(updated with correction)
Institutional investors might find within a year that their real estate funds are co-investing alongside crowdfunding capital.
While in its infancy — with estimated global real estate transactions of around $100 million to date — crowdfunding is growing as a source of capital for real estate, and money managers are taking notice.
The impact on institutional investors will depend on how big the crowdfunding market becomes.
Crowdfunding is “the biggest change since junk bonds in the 1980s,” said Lewis Feldman, partner and chair of Goodwin Procter LLP's Los Angeles office. “There's a $13 trillion real estate market, with over $1 trillion of debt and equity spent each year and $100 million (crowd)funded so far.”
By summer's end, Mr. Feldman expects the first deals to be announced that include crowdfunding investing alongside institutional capital. He declined to identify the transactions or the participants.
Real estate investment managers are attracted to crowdfunding — funding a venture by raising many small amounts of money from a large number of people, typically via the Internet — because it is a cheaper source of capital and less demanding than institutional money. A few family offices and small institutional investors are considering investing directly in properties on crowdfunding websites.

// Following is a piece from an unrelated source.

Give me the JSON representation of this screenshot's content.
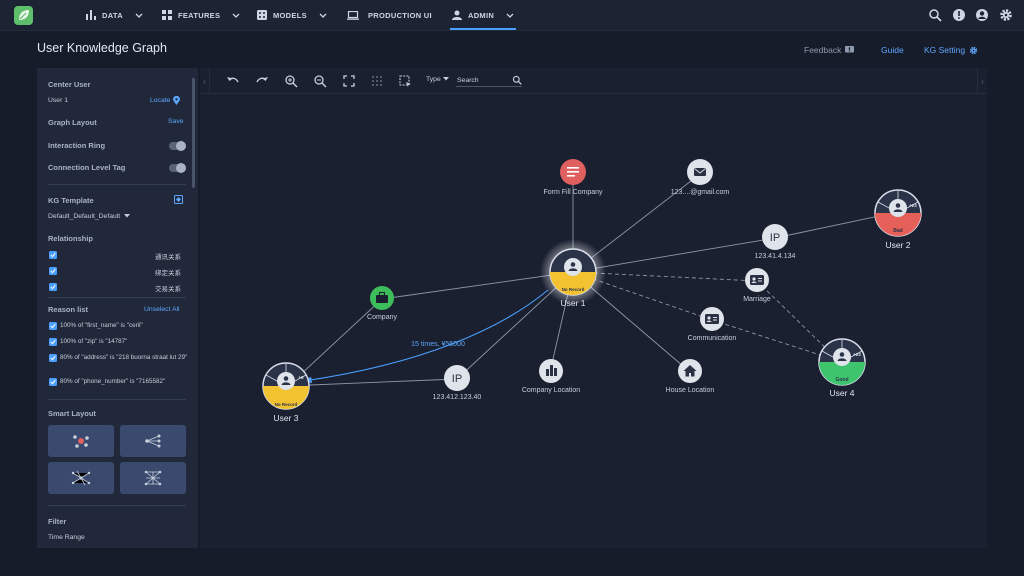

American Realty Capital, Boston, is preparing to start raising crowdfunded capital this year, said Nicholas Schorsch, founder, chairman and CEO of the real estate investment trust sponsor and manager.